James Stretton - virtuoso multi-brass instrumentalist with Iain Jackson - piano and trombone
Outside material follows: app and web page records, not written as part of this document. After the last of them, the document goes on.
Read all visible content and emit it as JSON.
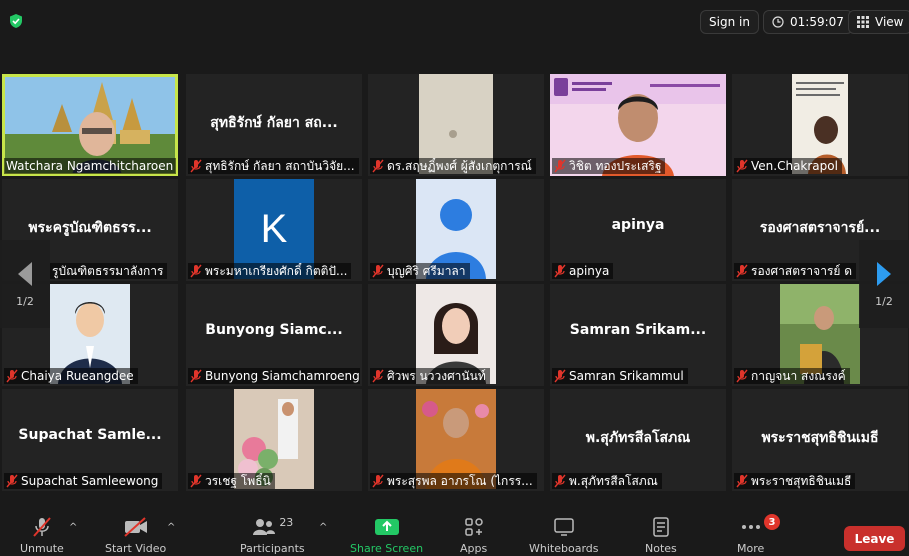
{
  "top": {
    "sign_in": "Sign in",
    "timer": "01:59:07",
    "view": "View"
  },
  "tiles": [
    {
      "big": "",
      "caption": "Watchara Ngamchitcharoen",
      "muted": false,
      "photo": "temple",
      "active": true
    },
    {
      "big": "สุทธิรักษ์ กัลยา สถ...",
      "caption": "สุทธิรักษ์ กัลยา สถาบันวิจัย...",
      "muted": true
    },
    {
      "big": "",
      "caption": "ดร.สฤษฏิ์พงศ์ ผู้สังเกตุการณ์",
      "muted": true,
      "photo": "beige"
    },
    {
      "big": "",
      "caption": "วิชิต ทองประเสริฐ",
      "muted": true,
      "photo": "speaker"
    },
    {
      "big": "",
      "caption": "Ven.Chakrapol",
      "muted": true,
      "photo": "monkbook"
    },
    {
      "big": "พระครูบัณฑิตธรร...",
      "caption": "รูบัณฑิตธรรมาลังการ",
      "muted": false
    },
    {
      "big": "",
      "caption": "พระมหาเกรียงศักดิ์ กิตติปั...",
      "muted": true,
      "photo": "k"
    },
    {
      "big": "",
      "caption": "บุญศิริ ศรีมาลา",
      "muted": true,
      "photo": "avatar"
    },
    {
      "big": "apinya",
      "caption": "apinya",
      "muted": true
    },
    {
      "big": "รองศาสตราจารย์...",
      "caption": "รองศาสตราจารย์ ด",
      "muted": true
    },
    {
      "big": "",
      "caption": "Chaiya Rueangdee",
      "muted": true,
      "photo": "cartoon"
    },
    {
      "big": "Bunyong  Siamc...",
      "caption": "Bunyong Siamchamroeng",
      "muted": true
    },
    {
      "big": "",
      "caption": "ศิวพร นววงศานันท์",
      "muted": true,
      "photo": "woman"
    },
    {
      "big": "Samran  Srikam...",
      "caption": "Samran  Srikammul",
      "muted": true
    },
    {
      "big": "",
      "caption": "กาญจนา สงณรงค์",
      "muted": true,
      "photo": "outdoor"
    },
    {
      "big": "Supachat  Samle...",
      "caption": "Supachat Samleewong",
      "muted": true
    },
    {
      "big": "",
      "caption": "วรเชฐ โพธิ์นิ",
      "muted": true,
      "photo": "ceremony"
    },
    {
      "big": "",
      "caption": "พระสุรพล อาภรโณ (ไกรร...",
      "muted": true,
      "photo": "monk"
    },
    {
      "big": "พ.สุภัทรสีลโสภณ",
      "caption": "พ.สุภัทรสีลโสภณ",
      "muted": true
    },
    {
      "big": "พระราชสุทธิชินเมธี",
      "caption": "พระราชสุทธิชินเมธี",
      "muted": true
    }
  ],
  "nav": {
    "page_left": "1/2",
    "page_right": "1/2"
  },
  "toolbar": {
    "unmute": "Unmute",
    "start_video": "Start Video",
    "participants": "Participants",
    "participants_count": "23",
    "share_screen": "Share Screen",
    "apps": "Apps",
    "whiteboards": "Whiteboards",
    "notes": "Notes",
    "more": "More",
    "more_badge": "3",
    "leave": "Leave"
  },
  "colors": {
    "active_speaker": "#c7e54a",
    "share_green": "#23c865",
    "leave_red": "#c9302c",
    "mute_red": "#e0352b"
  }
}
The audience at Chipping Norton Town Hall gave an enthusiastic welcome to 'Orichalcum - World of Brass' as part of the 96th Chipping Norton Music Festival (founded in 1904). James Stretton made his dramatic entrance through the audience playing "It's not unusual" on the tuba. This attention grabbing entrance set the tone for the rest of the concert, which had variety and interest for both young and old. James ably demonstrated the range and varied styles of music that can be performed on the 20 different brass instruments he brought with him; they ranged from the piccolo trumpet to the tuba. The virtuosity needed to perform Arutunian's "Concert Scherzo" played on the cornet was contrasted with movements from Mozart's Horn concerto performed with aplomb on the most notorious of all the brass family - namely the French Horn. A range of musical styles from the baroque, classical, ragtime to jazz provided a programme that ensured both adults and children were interested and involved throughout. Children were given a hands on opportunity to be involved in getting sounds out of a mouthpiece and then to add on colourful Heath Robinson like trumpets. This gave everyone present an insight into how brass instruments work. James's virtuosity was particularly well demonstrated in two of the concert items; namely, Variations on "My Grandfather's Clock", in which he switched quickly from soprano trombone to tenor trombone, flugel horn, trumpet and euphonium during the piece. Similarly, in the Grand Finale, "The Carnival of Venice" by Arban, arranged by Jackson, the slide trumpet, trombone, cornet, euphonium, flugel horn and trumpet were featured together with fascinating interludes written in the styles of various composers played by Iain Jackson on the piano. Iain, who provided piano accompaniments throughout the programme, also gave performance of Debussy's prelude "La Cathédrale Engloutie" (The submerged cathedral) as well as taking up his trombone to join James in a performance of the "Canonic Sonata" by Telemann. The tumultuous applause given at the end of the event reflected the appreciation and enthusiasm of the audience for an excellent and truly unique concert.
Dr Edwin L. Wilson.